##### Dataset entries #####
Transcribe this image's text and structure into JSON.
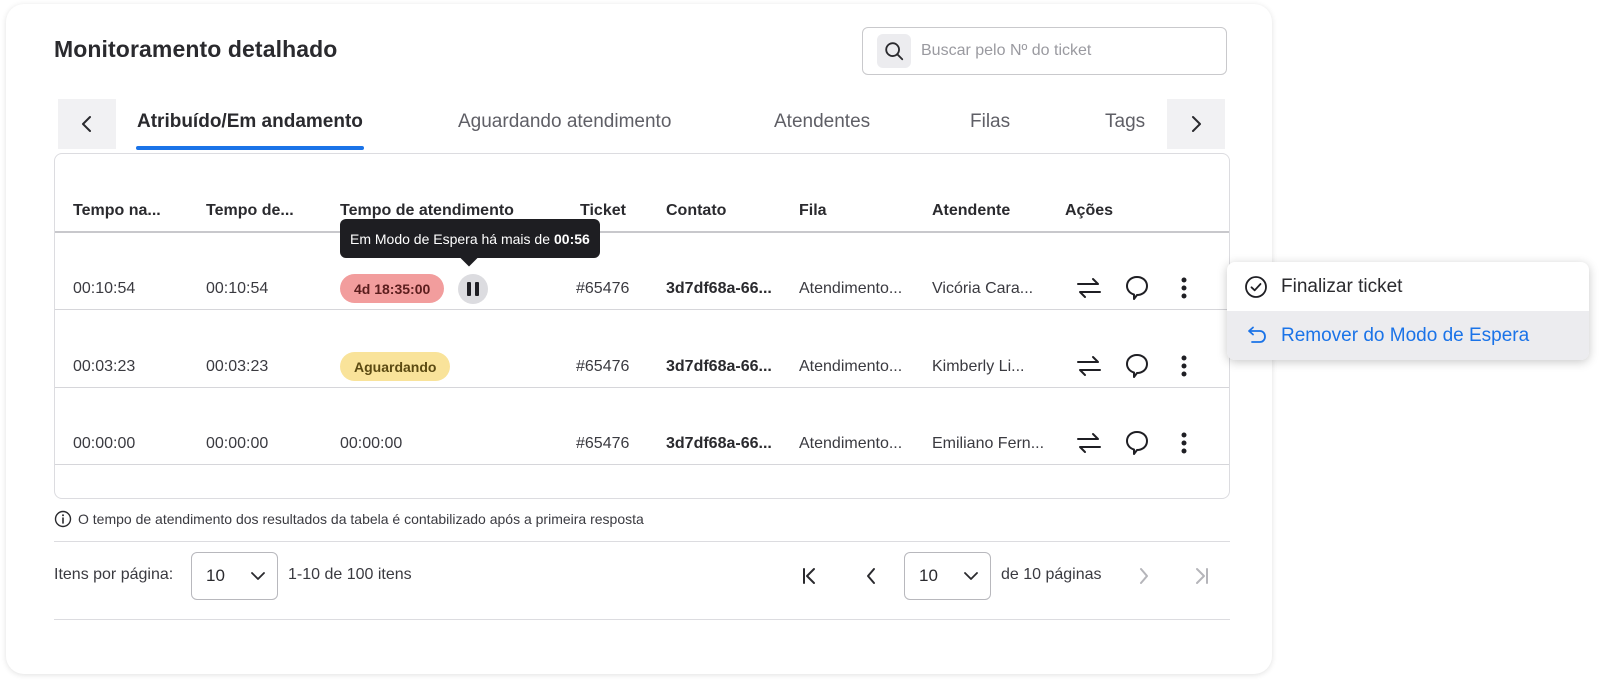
{
  "page": {
    "title": "Monitoramento detalhado"
  },
  "search": {
    "placeholder": "Buscar pelo Nº do ticket"
  },
  "tabs": [
    {
      "label": "Atribuído/Em andamento",
      "active": true
    },
    {
      "label": "Aguardando atendimento",
      "active": false
    },
    {
      "label": "Atendentes",
      "active": false
    },
    {
      "label": "Filas",
      "active": false
    },
    {
      "label": "Tags",
      "active": false
    }
  ],
  "table": {
    "headers": [
      "Tempo na...",
      "Tempo de...",
      "Tempo de atendimento",
      "Ticket",
      "Contato",
      "Fila",
      "Atendente",
      "Ações"
    ],
    "rows": [
      {
        "tempo_na": "00:10:54",
        "tempo_de": "00:10:54",
        "atendimento": "4d 18:35:00",
        "ticket": "#65476",
        "contato": "3d7df68a-66...",
        "fila": "Atendimento...",
        "atendente": "Vicória Cara..."
      },
      {
        "tempo_na": "00:03:23",
        "tempo_de": "00:03:23",
        "atendimento": "Aguardando",
        "ticket": "#65476",
        "contato": "3d7df68a-66...",
        "fila": "Atendimento...",
        "atendente": "Kimberly Li..."
      },
      {
        "tempo_na": "00:00:00",
        "tempo_de": "00:00:00",
        "atendimento": "00:00:00",
        "ticket": "#65476",
        "contato": "3d7df68a-66...",
        "fila": "Atendimento...",
        "atendente": "Emiliano Fern..."
      }
    ]
  },
  "tooltip": {
    "text": "Em Modo de Espera há mais de",
    "time": "00:56"
  },
  "note": "O tempo de atendimento dos resultados da tabela é contabilizado após a primeira resposta",
  "pagination": {
    "per_page_label": "Itens por página:",
    "per_page_value": "10",
    "range_text": "1-10 de 100 itens",
    "page_value": "10",
    "pages_text": "de 10 páginas"
  },
  "menu": {
    "items": [
      {
        "label": "Finalizar ticket",
        "icon": "check-circle-icon"
      },
      {
        "label": "Remover do Modo de Espera",
        "icon": "undo-arrow-icon"
      }
    ]
  },
  "colors": {
    "accent": "#1a73e8",
    "pill_red": "#f29d9d",
    "pill_yellow": "#f9e39a",
    "tooltip_bg": "#1e1e22"
  }
}
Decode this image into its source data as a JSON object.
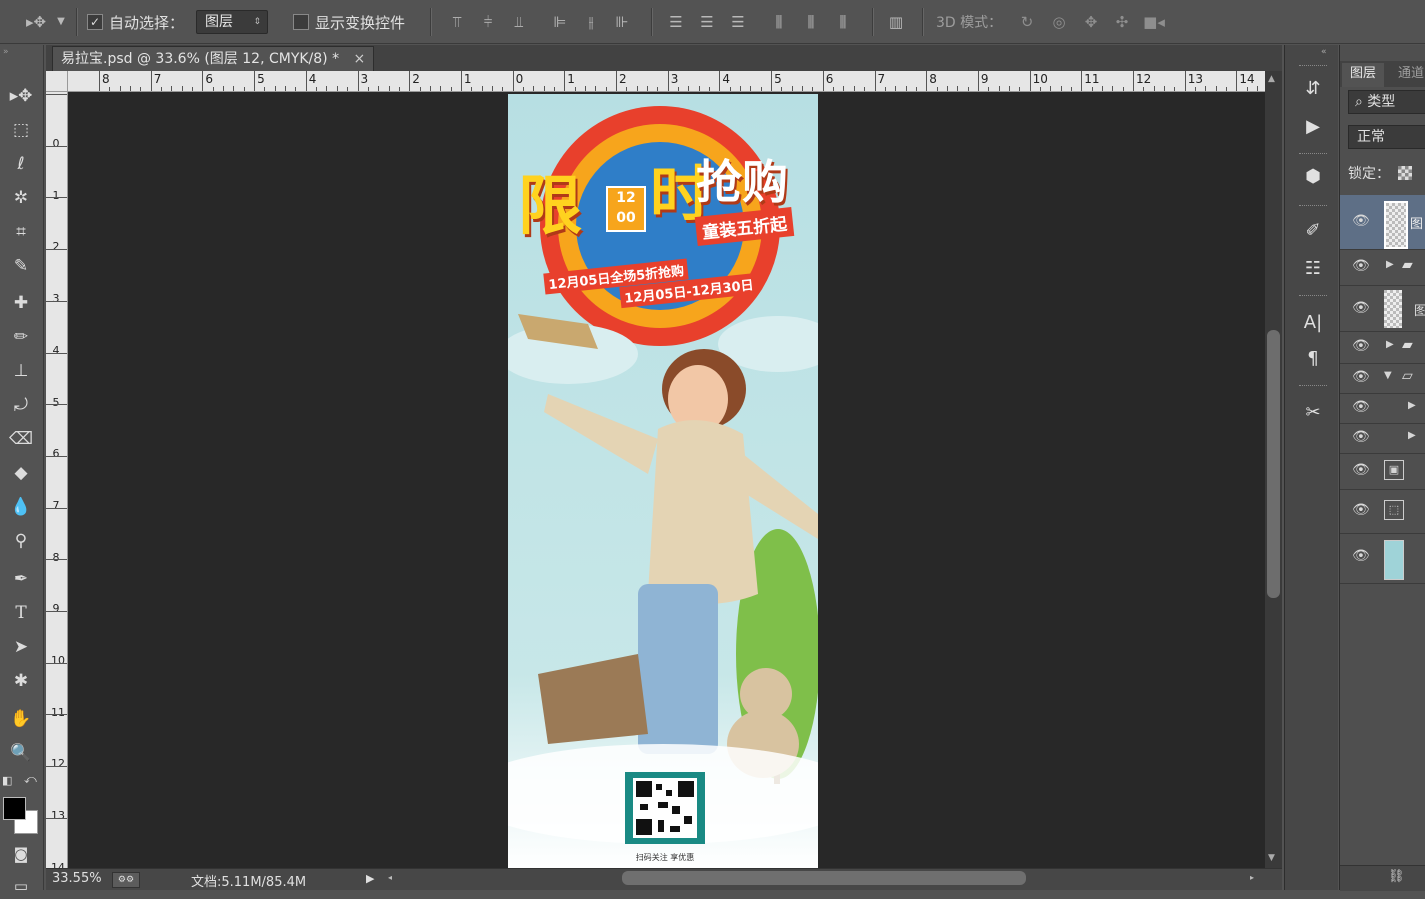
{
  "options_bar": {
    "auto_select_label": "自动选择：",
    "auto_select_value": "图层",
    "show_transform_label": "显示变换控件",
    "mode_3d_label": "3D 模式："
  },
  "document": {
    "tab_title": "易拉宝.psd @ 33.6% (图层 12, CMYK/8) *",
    "close_glyph": "×"
  },
  "ruler": {
    "top_labels": [
      "8",
      "7",
      "6",
      "5",
      "4",
      "3",
      "2",
      "1",
      "0",
      "1",
      "2",
      "3",
      "4",
      "5",
      "6",
      "7",
      "8",
      "9",
      "10",
      "11",
      "12",
      "13",
      "14"
    ],
    "left_labels": [
      "0",
      "1",
      "2",
      "3",
      "4",
      "5",
      "6",
      "7",
      "8",
      "9",
      "10",
      "11",
      "12",
      "13",
      "14"
    ]
  },
  "status": {
    "zoom": "33.55%",
    "doc_info": "文档:5.11M/85.4M"
  },
  "poster": {
    "headline_a": "限",
    "headline_b": "时",
    "headline_c": "抢购",
    "clock_top": "12",
    "clock_bottom": "00",
    "subline": "童装五折起",
    "date_line_1": "12月05日全场5折抢购",
    "date_line_2": "12月05日-12月30日",
    "qr_caption": "扫码关注 享优惠"
  },
  "layers_panel": {
    "tab_layers": "图层",
    "tab_channels": "通道",
    "filter_label": "类型",
    "blend_mode": "正常",
    "lock_label": "锁定："
  },
  "colors": {
    "poster_bg": "#b9e1e4",
    "headline_yellow": "#ffd21f",
    "ring_red": "#e8402c",
    "ring_orange": "#f7a51c",
    "ring_blue": "#2f7ec8"
  }
}
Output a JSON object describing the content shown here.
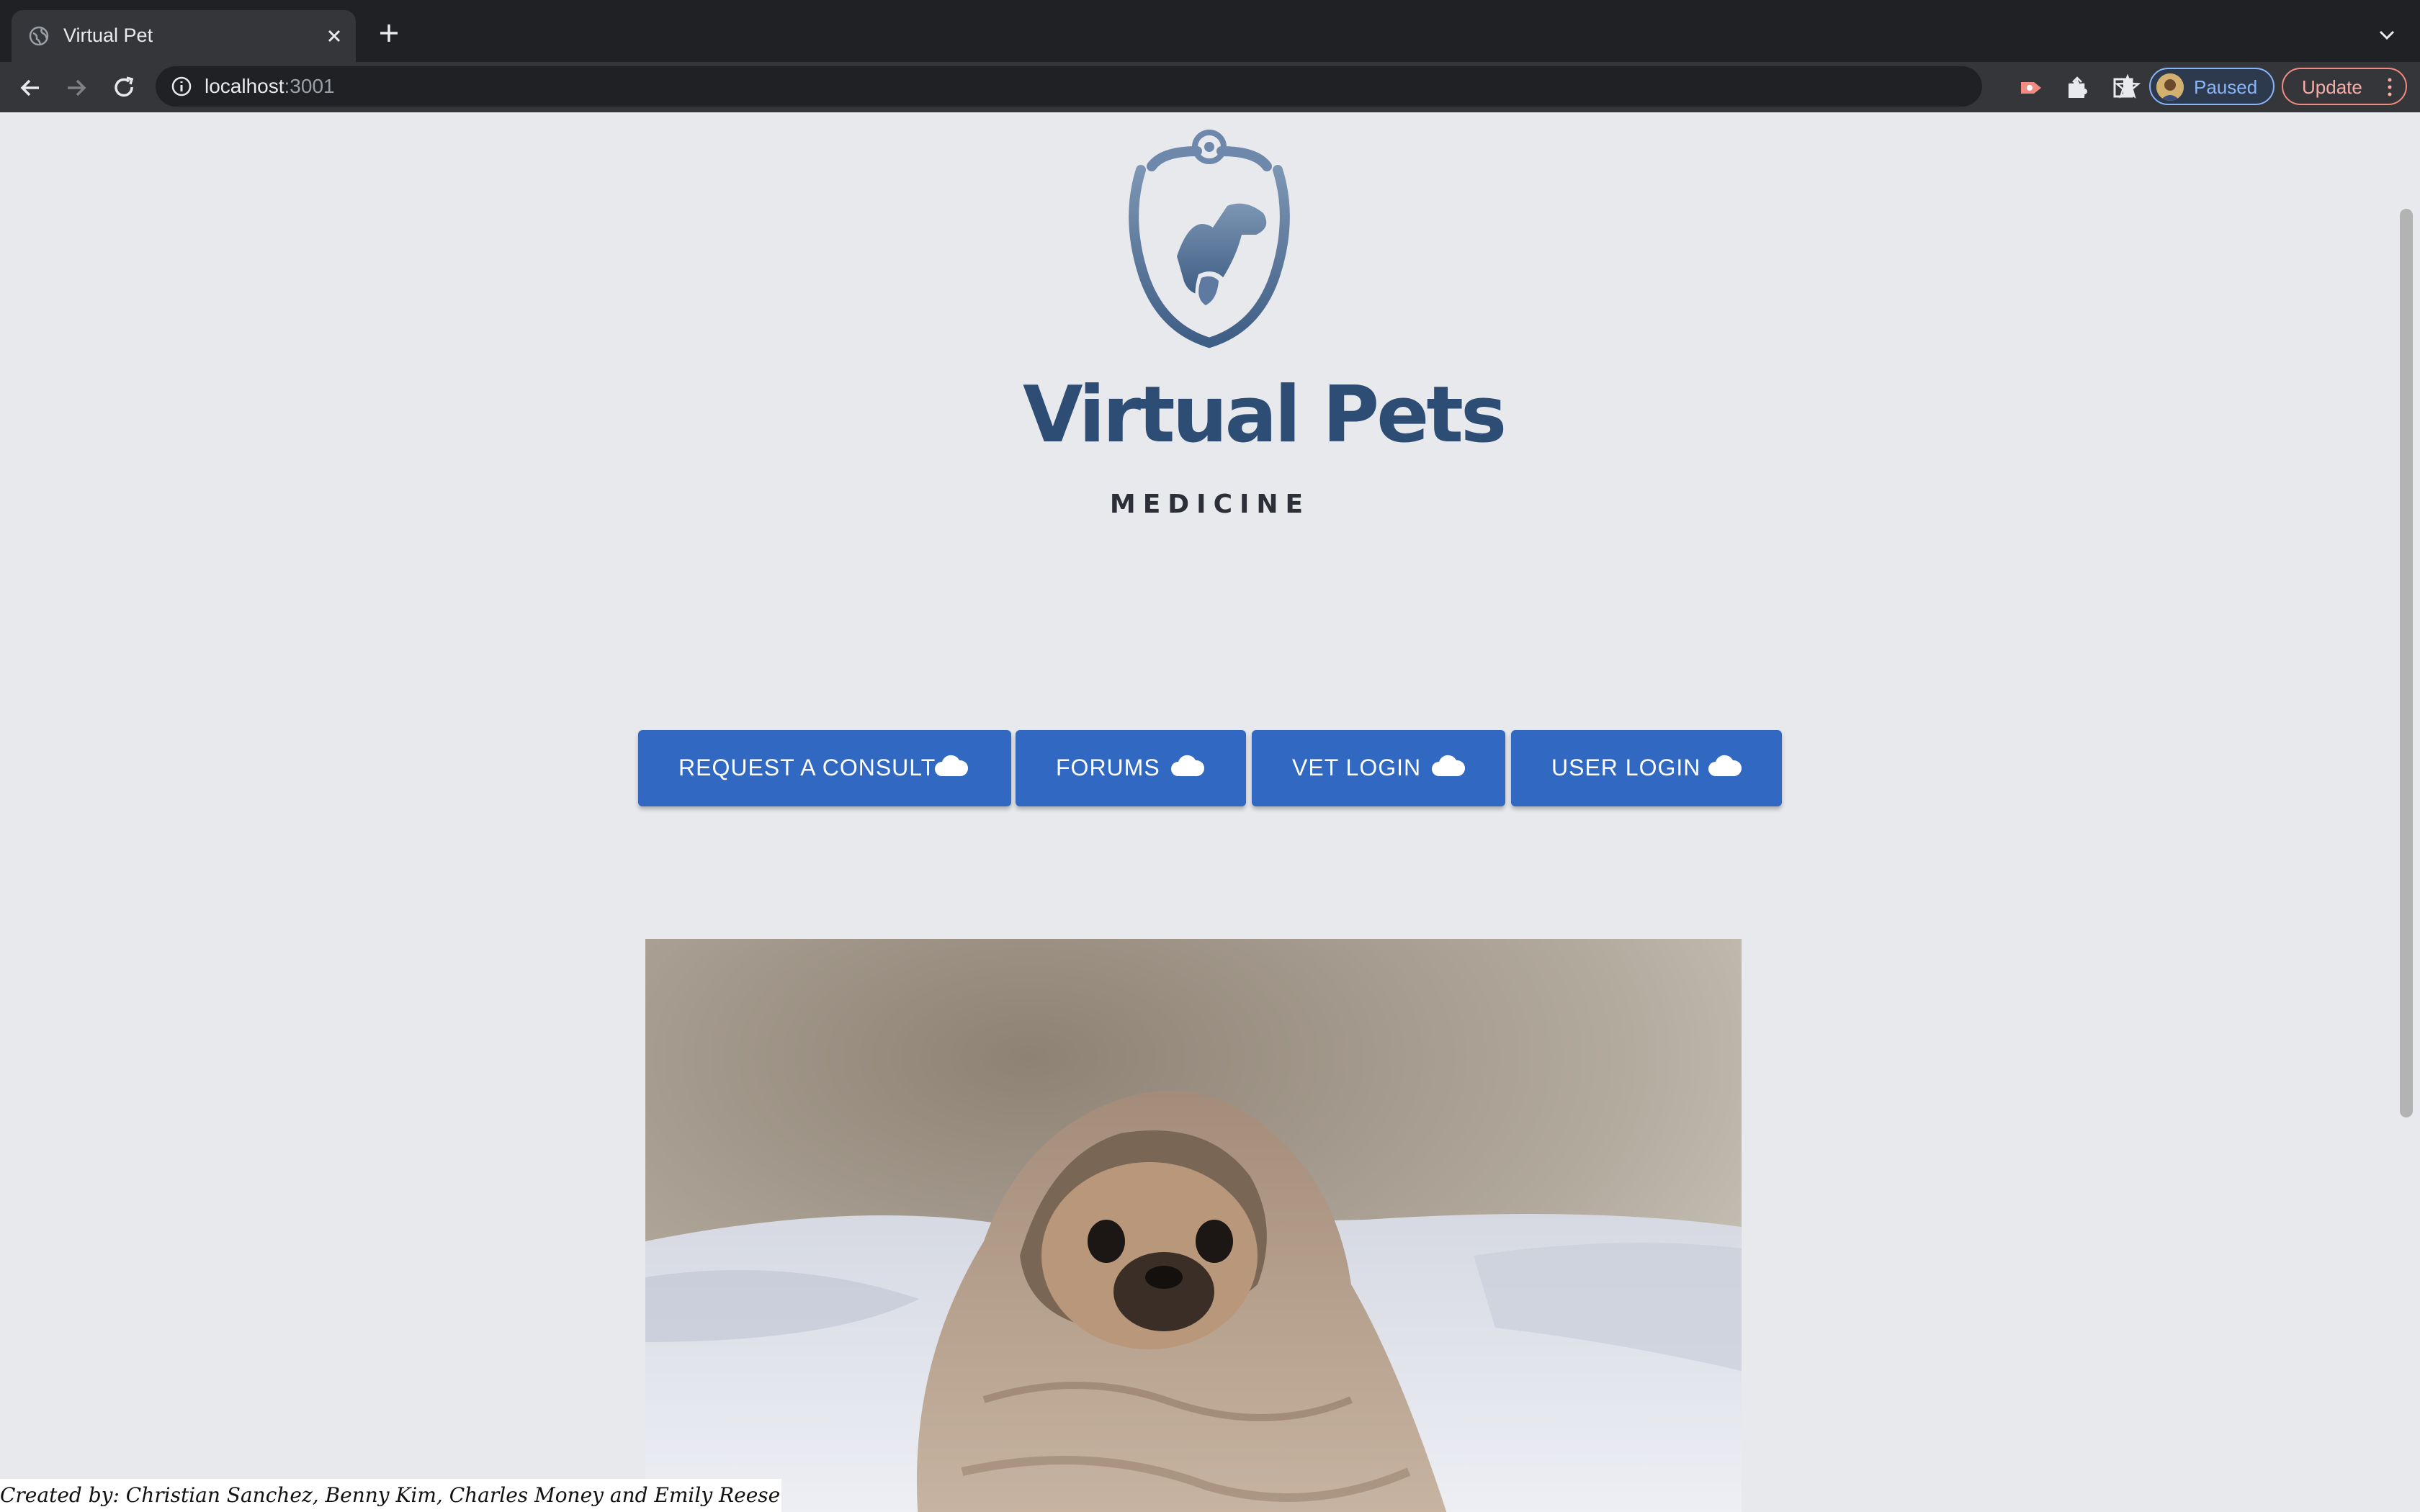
{
  "browser": {
    "tab_title": "Virtual Pet",
    "url_host": "localhost",
    "url_port": ":3001",
    "profile_status": "Paused",
    "update_label": "Update"
  },
  "logo": {
    "title": "Virtual Pets",
    "subtitle": "MEDICINE"
  },
  "nav": {
    "buttons": [
      {
        "label": "REQUEST A CONSULT",
        "icon": "cloud-icon"
      },
      {
        "label": "FORUMS",
        "icon": "cloud-icon"
      },
      {
        "label": "VET LOGIN",
        "icon": "cloud-icon"
      },
      {
        "label": "USER LOGIN",
        "icon": "cloud-icon"
      }
    ]
  },
  "hero": {
    "image": "pug-in-blanket-photo"
  },
  "footer": {
    "credit": "Created by: Christian Sanchez, Benny Kim, Charles Money and Emily Reese"
  },
  "colors": {
    "page_bg": "#e8e9ed",
    "button_bg": "#3068c2",
    "logo_blue": "#2d4d74"
  }
}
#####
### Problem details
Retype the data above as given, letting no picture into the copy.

### Output below
Transcribe this image's text and structure into JSON.
{
  "page": {
    "title": "Monitoramento detalhado"
  },
  "search": {
    "placeholder": "Buscar pelo Nº do ticket"
  },
  "tabs": [
    {
      "label": "Atribuído/Em andamento",
      "active": true
    },
    {
      "label": "Aguardando atendimento",
      "active": false
    },
    {
      "label": "Atendentes",
      "active": false
    },
    {
      "label": "Filas",
      "active": false
    },
    {
      "label": "Tags",
      "active": false
    }
  ],
  "table": {
    "headers": [
      "Tempo na...",
      "Tempo de...",
      "Tempo de atendimento",
      "Ticket",
      "Contato",
      "Fila",
      "Atendente",
      "Ações"
    ],
    "rows": [
      {
        "tempo_na": "00:10:54",
        "tempo_de": "00:10:54",
        "atendimento": "4d 18:35:00",
        "ticket": "#65476",
        "contato": "3d7df68a-66...",
        "fila": "Atendimento...",
        "atendente": "Vicória Cara..."
      },
      {
        "tempo_na": "00:03:23",
        "tempo_de": "00:03:23",
        "atendimento": "Aguardando",
        "ticket": "#65476",
        "contato": "3d7df68a-66...",
        "fila": "Atendimento...",
        "atendente": "Kimberly Li..."
      },
      {
        "tempo_na": "00:00:00",
        "tempo_de": "00:00:00",
        "atendimento": "00:00:00",
        "ticket": "#65476",
        "contato": "3d7df68a-66...",
        "fila": "Atendimento...",
        "atendente": "Emiliano Fern..."
      }
    ]
  },
  "tooltip": {
    "text": "Em Modo de Espera há mais de",
    "time": "00:56"
  },
  "note": "O tempo de atendimento dos resultados da tabela é contabilizado após a primeira resposta",
  "pagination": {
    "per_page_label": "Itens por página:",
    "per_page_value": "10",
    "range_text": "1-10 de 100 itens",
    "page_value": "10",
    "pages_text": "de 10 páginas"
  },
  "menu": {
    "items": [
      {
        "label": "Finalizar ticket",
        "icon": "check-circle-icon"
      },
      {
        "label": "Remover do Modo de Espera",
        "icon": "undo-arrow-icon"
      }
    ]
  },
  "colors": {
    "accent": "#1a73e8",
    "pill_red": "#f29d9d",
    "pill_yellow": "#f9e39a",
    "tooltip_bg": "#1e1e22"
  }
}
Decode this image into its source data as a JSON object.
{
  "options_bar": {
    "auto_select_label": "自动选择：",
    "auto_select_value": "图层",
    "show_transform_label": "显示变换控件",
    "mode_3d_label": "3D 模式："
  },
  "document": {
    "tab_title": "易拉宝.psd @ 33.6% (图层 12, CMYK/8) *",
    "close_glyph": "×"
  },
  "ruler": {
    "top_labels": [
      "8",
      "7",
      "6",
      "5",
      "4",
      "3",
      "2",
      "1",
      "0",
      "1",
      "2",
      "3",
      "4",
      "5",
      "6",
      "7",
      "8",
      "9",
      "10",
      "11",
      "12",
      "13",
      "14"
    ],
    "left_labels": [
      "0",
      "1",
      "2",
      "3",
      "4",
      "5",
      "6",
      "7",
      "8",
      "9",
      "10",
      "11",
      "12",
      "13",
      "14"
    ]
  },
  "status": {
    "zoom": "33.55%",
    "doc_info": "文档:5.11M/85.4M"
  },
  "poster": {
    "headline_a": "限",
    "headline_b": "时",
    "headline_c": "抢购",
    "clock_top": "12",
    "clock_bottom": "00",
    "subline": "童装五折起",
    "date_line_1": "12月05日全场5折抢购",
    "date_line_2": "12月05日-12月30日",
    "qr_caption": "扫码关注 享优惠"
  },
  "layers_panel": {
    "tab_layers": "图层",
    "tab_channels": "通道",
    "filter_label": "类型",
    "blend_mode": "正常",
    "lock_label": "锁定："
  },
  "colors": {
    "poster_bg": "#b9e1e4",
    "headline_yellow": "#ffd21f",
    "ring_red": "#e8402c",
    "ring_orange": "#f7a51c",
    "ring_blue": "#2f7ec8"
  }
}
Output a JSON object describing the content shown here.
{
  "browser": {
    "tab_title": "Virtual Pet",
    "url_host": "localhost",
    "url_port": ":3001",
    "profile_status": "Paused",
    "update_label": "Update"
  },
  "logo": {
    "title": "Virtual Pets",
    "subtitle": "MEDICINE"
  },
  "nav": {
    "buttons": [
      {
        "label": "REQUEST A CONSULT",
        "icon": "cloud-icon"
      },
      {
        "label": "FORUMS",
        "icon": "cloud-icon"
      },
      {
        "label": "VET LOGIN",
        "icon": "cloud-icon"
      },
      {
        "label": "USER LOGIN",
        "icon": "cloud-icon"
      }
    ]
  },
  "hero": {
    "image": "pug-in-blanket-photo"
  },
  "footer": {
    "credit": "Created by: Christian Sanchez, Benny Kim, Charles Money and Emily Reese"
  },
  "colors": {
    "page_bg": "#e8e9ed",
    "button_bg": "#3068c2",
    "logo_blue": "#2d4d74"
  }
}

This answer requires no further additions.